Understanding deafblindness

A lady wearing dark glasses and a man with a hearing aid

Although around three-quarters of people with combined sight and hearing loss are elderly, deafblindness can affect people of any age. Lee Bolland, director of operations at Deafblind UK explains:

A lady with sight impairments who was wearing two hearing aids once came up to my stand at a low vision event. She saw I was representing Deafblind UK and said to me: “Wouldn’t it be awful to be deafblind – those poor people!” What she didn’t realise was that she herself was one of nearly 400,000 deafblind people in the UK.

Despite common misconceptions, deafblindness actually means a combined sight and hearing impairment to the point where someone’s communication, mobility or ability to access information are affected.

Deafblindness comes on a huge spectrum, ranging from someone struggling to see and hear the TV, right through to them not being able to see or hear anything at all. Many people with deafblindness are able to hear and/or see something.

It is especially important for people with low vision to recognise the signs of hearing impairments and to understand that support is available should they need it.

Early signs of hearing loss include:

• difficulty following conversations involving more than two people

• thinking that other people sound muffled or are mumbling

• trouble hearing children and women

• ringing in the ears

• reading lips more intently and watching people’s faces when they speak

• feeling embarrassed to meet new people.

Dual sensory loss isn’t just sight loss plus a hearing loss. Imagine hearing impairment as the colour blue and visual impairment as the colour yellow. When the two sensory impairments, or blue and yellow, come together, they become something new: dual sensory impairment or green, a totally new colour with different properties.

Realising that you may have a dual sensory impairment can leave you with questions and concerns. At Deafblind UK, we support people with any level of combined sight and hearing loss to carry on as normal. Many of our services are free of charge. They include practical advice and information, emotional support for you and your family, help with digital technology, use of our accessible holiday caravans and support to find social groups and companionship.

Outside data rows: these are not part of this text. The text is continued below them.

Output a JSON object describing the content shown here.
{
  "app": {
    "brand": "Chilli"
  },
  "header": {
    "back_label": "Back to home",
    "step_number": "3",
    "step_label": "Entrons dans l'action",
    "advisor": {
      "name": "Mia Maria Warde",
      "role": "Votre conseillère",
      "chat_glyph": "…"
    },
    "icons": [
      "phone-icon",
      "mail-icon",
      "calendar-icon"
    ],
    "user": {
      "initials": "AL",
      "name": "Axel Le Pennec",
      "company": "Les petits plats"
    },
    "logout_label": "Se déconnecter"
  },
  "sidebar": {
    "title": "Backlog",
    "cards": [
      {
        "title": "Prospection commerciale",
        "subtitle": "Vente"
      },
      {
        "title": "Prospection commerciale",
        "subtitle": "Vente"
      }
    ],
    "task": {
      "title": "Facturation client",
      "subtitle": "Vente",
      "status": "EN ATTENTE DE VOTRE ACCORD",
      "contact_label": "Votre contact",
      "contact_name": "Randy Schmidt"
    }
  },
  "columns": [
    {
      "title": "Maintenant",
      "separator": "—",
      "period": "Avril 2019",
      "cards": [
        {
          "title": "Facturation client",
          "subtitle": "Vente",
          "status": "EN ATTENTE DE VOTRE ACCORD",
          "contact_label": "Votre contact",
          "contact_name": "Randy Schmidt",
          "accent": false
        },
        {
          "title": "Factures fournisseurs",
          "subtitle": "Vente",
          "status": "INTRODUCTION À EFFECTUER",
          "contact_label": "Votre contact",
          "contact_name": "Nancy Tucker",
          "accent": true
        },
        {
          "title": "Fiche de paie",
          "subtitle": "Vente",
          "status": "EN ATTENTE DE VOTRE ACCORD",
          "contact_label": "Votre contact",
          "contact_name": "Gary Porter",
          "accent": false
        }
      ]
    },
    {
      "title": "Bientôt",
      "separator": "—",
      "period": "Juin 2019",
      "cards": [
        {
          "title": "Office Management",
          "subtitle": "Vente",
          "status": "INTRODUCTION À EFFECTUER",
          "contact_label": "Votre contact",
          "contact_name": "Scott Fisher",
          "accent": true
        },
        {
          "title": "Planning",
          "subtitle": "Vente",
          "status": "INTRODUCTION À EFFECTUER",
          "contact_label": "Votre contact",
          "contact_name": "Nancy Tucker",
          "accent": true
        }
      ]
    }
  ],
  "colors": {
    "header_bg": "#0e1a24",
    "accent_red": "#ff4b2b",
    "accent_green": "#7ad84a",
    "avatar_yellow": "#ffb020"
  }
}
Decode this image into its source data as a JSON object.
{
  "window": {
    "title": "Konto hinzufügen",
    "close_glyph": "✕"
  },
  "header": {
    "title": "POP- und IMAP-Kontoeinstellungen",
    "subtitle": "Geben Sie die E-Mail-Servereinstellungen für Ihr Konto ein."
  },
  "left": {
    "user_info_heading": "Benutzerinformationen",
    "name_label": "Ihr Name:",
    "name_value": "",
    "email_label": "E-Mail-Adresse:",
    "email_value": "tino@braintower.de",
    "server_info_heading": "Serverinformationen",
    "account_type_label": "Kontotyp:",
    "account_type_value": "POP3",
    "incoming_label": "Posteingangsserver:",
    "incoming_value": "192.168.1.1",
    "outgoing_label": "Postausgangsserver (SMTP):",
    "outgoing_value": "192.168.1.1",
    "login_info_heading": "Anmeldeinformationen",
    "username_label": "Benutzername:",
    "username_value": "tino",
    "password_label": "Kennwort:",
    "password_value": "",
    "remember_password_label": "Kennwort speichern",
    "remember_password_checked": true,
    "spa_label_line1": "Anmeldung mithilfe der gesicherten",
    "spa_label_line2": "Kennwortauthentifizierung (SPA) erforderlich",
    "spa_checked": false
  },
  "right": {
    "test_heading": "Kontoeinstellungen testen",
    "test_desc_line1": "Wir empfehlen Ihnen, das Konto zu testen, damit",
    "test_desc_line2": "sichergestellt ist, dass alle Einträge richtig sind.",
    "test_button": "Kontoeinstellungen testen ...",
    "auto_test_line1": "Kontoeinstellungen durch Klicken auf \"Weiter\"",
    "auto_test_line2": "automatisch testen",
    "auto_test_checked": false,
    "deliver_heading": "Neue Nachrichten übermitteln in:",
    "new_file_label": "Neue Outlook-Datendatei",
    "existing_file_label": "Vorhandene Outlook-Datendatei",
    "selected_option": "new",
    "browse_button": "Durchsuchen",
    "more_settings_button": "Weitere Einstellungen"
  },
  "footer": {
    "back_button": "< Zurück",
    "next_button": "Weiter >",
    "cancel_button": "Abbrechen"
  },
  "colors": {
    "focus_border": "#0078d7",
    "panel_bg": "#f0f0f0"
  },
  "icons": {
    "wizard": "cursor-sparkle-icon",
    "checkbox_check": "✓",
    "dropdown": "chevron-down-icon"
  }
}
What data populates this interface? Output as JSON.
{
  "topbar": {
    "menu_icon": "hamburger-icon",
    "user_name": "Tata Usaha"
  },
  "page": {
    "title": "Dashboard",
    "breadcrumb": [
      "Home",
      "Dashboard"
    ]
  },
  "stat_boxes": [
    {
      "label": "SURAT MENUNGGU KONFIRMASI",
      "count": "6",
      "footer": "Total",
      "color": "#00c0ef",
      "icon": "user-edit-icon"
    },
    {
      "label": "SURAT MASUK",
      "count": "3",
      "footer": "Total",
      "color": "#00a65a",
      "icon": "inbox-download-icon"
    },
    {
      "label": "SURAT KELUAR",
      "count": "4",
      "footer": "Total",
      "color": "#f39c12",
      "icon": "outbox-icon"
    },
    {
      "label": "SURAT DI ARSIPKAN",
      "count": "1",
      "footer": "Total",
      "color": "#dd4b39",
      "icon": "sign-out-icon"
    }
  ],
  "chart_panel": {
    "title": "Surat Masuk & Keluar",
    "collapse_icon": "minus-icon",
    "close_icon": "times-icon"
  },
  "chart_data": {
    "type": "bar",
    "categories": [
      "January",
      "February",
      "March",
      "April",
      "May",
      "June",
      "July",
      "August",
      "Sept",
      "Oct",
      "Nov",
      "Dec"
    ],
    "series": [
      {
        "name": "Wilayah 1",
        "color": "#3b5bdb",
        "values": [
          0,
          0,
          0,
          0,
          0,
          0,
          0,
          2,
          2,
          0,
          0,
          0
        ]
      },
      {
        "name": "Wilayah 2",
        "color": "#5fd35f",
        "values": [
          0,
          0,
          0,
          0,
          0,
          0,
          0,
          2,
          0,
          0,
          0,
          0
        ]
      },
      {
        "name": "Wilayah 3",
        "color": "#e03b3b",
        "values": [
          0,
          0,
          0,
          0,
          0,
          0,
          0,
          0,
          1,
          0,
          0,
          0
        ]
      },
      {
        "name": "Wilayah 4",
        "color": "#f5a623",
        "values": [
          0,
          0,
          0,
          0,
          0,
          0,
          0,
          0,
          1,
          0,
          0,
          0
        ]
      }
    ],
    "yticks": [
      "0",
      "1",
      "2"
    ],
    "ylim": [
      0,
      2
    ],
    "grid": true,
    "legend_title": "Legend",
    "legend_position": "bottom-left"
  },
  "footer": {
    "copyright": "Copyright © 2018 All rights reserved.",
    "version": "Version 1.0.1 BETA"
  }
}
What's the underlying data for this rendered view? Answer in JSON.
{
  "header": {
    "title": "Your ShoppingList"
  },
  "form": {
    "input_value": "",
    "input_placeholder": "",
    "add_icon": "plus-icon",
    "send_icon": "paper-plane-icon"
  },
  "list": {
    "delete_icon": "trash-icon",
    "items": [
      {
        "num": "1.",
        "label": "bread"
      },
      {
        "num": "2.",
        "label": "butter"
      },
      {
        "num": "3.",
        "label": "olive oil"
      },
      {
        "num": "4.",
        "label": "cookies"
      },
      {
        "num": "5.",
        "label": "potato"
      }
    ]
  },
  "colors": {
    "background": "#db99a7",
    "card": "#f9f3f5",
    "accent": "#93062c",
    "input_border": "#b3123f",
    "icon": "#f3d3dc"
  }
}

If you have any questions about combined sight and hearing loss, or want to find out what we can do for you, call our team of experts on 0800 132 320, text 07950 008 870 or email info@deafblind.org.uk